═══ AVAILABLE DATA

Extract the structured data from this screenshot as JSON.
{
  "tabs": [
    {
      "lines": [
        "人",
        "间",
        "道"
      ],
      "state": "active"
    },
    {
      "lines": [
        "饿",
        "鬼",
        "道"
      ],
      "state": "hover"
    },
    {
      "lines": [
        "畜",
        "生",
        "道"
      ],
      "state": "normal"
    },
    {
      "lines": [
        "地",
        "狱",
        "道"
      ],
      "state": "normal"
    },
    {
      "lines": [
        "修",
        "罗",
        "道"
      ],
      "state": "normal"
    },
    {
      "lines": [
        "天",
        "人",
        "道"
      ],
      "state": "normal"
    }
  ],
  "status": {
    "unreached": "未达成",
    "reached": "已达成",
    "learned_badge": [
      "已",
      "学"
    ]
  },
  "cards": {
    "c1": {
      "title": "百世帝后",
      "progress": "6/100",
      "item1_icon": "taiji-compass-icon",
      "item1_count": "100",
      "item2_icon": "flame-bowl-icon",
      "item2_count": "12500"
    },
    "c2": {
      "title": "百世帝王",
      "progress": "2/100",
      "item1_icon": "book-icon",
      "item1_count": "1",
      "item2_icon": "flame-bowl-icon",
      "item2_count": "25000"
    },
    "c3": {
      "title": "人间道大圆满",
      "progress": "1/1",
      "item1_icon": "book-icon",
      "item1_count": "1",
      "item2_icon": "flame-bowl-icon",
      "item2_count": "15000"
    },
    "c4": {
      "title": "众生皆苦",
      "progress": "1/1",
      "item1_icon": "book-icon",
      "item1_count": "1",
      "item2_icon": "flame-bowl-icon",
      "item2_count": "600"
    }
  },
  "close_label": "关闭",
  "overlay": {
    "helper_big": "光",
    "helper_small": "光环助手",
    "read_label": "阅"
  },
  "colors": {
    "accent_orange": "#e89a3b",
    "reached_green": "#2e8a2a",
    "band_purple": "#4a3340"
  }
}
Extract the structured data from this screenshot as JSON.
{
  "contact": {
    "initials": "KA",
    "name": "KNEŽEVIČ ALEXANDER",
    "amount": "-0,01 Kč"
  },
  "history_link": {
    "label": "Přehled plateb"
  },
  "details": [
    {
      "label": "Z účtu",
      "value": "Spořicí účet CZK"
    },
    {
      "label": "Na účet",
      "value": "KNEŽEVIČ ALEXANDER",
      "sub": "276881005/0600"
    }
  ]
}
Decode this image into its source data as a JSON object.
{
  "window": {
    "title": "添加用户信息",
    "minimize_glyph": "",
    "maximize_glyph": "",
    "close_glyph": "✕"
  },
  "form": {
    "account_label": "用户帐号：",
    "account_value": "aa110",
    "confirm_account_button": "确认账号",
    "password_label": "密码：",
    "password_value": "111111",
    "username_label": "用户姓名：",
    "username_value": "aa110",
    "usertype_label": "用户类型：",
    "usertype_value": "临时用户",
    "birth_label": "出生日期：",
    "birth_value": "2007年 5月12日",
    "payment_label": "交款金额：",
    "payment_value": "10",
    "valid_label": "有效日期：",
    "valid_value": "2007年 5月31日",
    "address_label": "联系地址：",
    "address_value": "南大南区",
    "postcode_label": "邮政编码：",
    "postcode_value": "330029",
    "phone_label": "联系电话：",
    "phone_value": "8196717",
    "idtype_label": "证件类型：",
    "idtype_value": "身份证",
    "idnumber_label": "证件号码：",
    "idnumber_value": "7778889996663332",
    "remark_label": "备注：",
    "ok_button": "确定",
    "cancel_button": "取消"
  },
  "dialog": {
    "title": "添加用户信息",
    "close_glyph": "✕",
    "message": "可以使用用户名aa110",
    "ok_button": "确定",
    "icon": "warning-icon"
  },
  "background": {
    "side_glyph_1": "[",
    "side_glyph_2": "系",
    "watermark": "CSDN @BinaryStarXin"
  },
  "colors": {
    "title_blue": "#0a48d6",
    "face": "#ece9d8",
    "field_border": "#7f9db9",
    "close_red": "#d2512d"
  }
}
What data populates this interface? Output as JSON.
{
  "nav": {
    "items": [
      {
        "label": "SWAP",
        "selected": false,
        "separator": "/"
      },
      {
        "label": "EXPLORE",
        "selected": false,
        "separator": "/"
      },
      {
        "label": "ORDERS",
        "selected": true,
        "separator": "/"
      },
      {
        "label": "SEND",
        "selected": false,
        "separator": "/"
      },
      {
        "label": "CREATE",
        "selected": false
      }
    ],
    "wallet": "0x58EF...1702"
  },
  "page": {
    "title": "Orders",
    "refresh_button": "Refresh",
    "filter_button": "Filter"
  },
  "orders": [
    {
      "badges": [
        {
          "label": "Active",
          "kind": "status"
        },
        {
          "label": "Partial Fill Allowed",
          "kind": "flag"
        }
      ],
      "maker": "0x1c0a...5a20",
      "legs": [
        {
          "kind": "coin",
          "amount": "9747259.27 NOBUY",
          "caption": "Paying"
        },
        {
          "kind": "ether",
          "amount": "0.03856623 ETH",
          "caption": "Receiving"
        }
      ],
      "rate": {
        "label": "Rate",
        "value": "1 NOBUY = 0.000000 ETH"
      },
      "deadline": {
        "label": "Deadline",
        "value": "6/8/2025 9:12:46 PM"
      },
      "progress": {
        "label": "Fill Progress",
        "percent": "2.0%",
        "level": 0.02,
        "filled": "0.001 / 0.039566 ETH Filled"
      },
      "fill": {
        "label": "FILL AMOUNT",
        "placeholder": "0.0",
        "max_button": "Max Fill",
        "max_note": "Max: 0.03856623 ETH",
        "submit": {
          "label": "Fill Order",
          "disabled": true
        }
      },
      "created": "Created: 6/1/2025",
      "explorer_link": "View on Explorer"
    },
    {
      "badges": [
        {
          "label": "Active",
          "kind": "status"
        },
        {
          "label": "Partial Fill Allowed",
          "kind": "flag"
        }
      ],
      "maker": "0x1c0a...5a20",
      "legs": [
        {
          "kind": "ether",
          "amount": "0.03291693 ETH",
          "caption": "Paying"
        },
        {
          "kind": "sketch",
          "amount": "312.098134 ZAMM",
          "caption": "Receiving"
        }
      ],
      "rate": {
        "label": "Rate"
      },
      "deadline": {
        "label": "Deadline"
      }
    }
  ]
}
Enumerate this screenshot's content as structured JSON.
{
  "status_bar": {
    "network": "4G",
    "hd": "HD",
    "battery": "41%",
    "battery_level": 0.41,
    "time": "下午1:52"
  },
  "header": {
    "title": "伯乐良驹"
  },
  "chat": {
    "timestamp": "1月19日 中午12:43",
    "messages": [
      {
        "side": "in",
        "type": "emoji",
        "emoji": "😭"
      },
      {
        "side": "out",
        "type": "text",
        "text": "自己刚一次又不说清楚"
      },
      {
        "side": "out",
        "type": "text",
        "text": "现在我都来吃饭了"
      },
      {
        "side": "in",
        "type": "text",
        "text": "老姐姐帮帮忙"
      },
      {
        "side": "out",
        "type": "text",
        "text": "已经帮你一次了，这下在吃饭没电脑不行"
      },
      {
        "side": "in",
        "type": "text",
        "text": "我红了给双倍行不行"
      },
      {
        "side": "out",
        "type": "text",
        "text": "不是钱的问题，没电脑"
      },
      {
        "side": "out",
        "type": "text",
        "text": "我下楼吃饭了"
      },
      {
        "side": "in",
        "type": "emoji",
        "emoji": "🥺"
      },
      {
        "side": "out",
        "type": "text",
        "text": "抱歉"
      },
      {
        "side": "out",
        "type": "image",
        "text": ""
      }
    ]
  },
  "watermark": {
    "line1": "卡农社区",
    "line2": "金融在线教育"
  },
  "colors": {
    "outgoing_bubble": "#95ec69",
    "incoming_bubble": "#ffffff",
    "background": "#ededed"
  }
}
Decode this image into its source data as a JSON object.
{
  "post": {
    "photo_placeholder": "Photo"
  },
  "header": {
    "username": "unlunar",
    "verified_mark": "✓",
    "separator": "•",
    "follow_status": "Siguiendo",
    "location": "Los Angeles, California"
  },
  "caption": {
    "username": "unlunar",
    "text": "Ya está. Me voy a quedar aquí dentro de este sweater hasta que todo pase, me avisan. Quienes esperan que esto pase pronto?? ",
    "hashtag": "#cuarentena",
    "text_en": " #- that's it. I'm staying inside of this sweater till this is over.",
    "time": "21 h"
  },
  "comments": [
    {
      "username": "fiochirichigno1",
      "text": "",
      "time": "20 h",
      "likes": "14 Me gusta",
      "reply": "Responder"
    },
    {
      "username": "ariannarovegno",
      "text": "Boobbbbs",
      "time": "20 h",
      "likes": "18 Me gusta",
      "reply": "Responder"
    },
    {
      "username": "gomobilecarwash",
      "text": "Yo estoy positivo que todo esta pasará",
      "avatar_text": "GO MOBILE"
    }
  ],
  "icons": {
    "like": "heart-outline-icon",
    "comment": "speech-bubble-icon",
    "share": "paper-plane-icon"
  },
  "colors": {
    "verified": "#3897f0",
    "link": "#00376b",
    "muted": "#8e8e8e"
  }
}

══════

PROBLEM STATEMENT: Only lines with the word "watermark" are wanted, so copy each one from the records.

WRITTEN SOLUTION:
    "watermark": "CSDN @BinaryStarXin"
  "watermark": {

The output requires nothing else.